Prompt: Scan the entries below. Report each line where the string "Nest" occurs.
[Task input — start]
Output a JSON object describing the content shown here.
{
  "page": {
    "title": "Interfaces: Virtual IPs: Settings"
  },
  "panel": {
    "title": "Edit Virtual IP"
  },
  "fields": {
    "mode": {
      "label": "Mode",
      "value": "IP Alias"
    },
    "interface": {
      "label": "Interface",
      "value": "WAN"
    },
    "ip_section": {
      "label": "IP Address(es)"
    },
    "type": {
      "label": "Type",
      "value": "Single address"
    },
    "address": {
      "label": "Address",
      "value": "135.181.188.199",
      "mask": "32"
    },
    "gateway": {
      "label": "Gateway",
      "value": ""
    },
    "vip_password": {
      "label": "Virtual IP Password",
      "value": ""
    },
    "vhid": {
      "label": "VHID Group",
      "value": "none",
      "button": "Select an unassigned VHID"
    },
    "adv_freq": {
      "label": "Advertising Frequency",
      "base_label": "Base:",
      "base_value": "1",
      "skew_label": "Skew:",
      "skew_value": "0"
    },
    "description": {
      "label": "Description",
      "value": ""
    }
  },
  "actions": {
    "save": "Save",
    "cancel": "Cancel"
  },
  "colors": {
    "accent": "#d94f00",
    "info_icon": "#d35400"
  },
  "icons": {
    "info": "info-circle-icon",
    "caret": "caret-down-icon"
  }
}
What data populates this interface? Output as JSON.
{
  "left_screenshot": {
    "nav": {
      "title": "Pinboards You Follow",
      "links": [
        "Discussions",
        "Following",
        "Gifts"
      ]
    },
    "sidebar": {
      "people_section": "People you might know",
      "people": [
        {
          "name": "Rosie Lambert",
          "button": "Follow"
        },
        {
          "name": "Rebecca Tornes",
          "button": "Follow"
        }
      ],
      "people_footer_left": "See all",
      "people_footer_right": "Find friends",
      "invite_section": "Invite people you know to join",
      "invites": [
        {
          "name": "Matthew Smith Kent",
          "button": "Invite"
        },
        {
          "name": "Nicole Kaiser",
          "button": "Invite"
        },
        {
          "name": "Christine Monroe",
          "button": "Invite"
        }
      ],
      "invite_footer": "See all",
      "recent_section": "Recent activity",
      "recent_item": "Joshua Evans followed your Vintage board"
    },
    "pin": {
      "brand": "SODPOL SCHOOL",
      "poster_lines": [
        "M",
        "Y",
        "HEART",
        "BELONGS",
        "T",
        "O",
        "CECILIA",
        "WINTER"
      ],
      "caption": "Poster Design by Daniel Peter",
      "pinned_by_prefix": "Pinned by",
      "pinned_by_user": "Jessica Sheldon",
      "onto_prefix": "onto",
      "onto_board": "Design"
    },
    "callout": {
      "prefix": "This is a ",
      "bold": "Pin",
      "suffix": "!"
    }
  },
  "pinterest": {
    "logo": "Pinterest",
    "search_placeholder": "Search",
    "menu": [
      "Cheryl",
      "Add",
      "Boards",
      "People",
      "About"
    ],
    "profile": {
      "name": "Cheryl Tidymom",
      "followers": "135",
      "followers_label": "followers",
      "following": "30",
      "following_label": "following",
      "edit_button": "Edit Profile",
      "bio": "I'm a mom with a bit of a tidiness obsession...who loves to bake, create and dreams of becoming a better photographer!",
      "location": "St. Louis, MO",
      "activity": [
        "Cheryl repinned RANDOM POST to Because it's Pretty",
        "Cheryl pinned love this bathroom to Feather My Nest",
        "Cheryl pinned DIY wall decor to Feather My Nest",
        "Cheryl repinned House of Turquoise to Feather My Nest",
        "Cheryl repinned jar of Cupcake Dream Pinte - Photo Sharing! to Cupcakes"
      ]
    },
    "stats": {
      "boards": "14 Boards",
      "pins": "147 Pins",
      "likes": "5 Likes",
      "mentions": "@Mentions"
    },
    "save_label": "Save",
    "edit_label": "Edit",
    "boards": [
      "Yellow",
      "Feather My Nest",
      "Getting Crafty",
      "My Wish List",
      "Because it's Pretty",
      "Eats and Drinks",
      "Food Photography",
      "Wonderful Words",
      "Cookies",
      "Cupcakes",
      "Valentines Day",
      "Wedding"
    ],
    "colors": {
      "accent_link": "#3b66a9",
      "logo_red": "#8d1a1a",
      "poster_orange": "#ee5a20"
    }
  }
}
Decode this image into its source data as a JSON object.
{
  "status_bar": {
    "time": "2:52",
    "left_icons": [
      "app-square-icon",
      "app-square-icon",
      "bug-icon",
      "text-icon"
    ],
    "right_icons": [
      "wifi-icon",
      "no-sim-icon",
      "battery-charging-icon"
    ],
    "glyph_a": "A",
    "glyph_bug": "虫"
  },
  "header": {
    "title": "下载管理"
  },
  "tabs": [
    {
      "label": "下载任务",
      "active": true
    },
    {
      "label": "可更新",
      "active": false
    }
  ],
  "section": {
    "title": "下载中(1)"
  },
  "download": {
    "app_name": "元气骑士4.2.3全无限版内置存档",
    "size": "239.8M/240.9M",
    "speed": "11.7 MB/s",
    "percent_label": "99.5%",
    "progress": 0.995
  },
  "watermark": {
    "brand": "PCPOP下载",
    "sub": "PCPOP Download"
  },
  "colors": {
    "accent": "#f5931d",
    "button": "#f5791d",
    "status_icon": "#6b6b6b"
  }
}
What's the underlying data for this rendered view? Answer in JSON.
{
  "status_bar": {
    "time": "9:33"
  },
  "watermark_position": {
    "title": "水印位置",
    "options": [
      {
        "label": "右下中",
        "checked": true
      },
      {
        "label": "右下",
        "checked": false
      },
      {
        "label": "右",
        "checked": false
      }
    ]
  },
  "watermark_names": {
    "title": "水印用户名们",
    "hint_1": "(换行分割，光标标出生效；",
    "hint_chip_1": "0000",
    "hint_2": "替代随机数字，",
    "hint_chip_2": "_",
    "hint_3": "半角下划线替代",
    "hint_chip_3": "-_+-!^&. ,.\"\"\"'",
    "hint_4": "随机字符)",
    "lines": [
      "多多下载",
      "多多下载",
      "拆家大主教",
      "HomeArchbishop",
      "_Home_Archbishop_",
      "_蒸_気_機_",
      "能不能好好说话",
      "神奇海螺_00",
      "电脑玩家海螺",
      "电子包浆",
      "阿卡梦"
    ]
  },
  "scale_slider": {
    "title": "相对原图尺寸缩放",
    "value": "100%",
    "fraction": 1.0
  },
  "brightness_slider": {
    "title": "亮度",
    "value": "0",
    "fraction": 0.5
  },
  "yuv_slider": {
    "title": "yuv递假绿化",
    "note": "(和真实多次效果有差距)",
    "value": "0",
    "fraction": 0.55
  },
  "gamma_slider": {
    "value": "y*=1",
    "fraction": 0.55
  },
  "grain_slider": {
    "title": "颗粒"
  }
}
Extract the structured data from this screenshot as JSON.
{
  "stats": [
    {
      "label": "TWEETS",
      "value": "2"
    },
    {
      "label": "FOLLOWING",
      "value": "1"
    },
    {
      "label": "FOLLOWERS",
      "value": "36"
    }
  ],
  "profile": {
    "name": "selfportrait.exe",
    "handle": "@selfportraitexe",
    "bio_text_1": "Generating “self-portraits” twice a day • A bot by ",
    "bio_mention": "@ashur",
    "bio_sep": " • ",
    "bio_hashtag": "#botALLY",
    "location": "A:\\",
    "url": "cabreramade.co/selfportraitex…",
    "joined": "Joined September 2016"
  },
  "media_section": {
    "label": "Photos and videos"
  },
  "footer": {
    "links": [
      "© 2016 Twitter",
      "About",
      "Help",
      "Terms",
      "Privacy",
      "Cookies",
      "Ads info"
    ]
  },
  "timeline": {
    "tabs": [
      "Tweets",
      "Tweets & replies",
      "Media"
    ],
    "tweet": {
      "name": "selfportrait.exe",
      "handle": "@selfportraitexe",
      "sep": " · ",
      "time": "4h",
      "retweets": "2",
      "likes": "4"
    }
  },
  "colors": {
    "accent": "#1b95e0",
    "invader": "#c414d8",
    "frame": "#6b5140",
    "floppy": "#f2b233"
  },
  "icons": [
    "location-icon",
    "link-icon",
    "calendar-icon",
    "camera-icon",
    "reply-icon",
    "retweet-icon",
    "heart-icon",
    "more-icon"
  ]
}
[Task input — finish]
Response box:
        "Cheryl pinned love this bathroom to Feather My Nest",
        "Cheryl pinned DIY wall decor to Feather My Nest",
        "Cheryl repinned House of Turquoise to Feather My Nest",
      "Feather My Nest",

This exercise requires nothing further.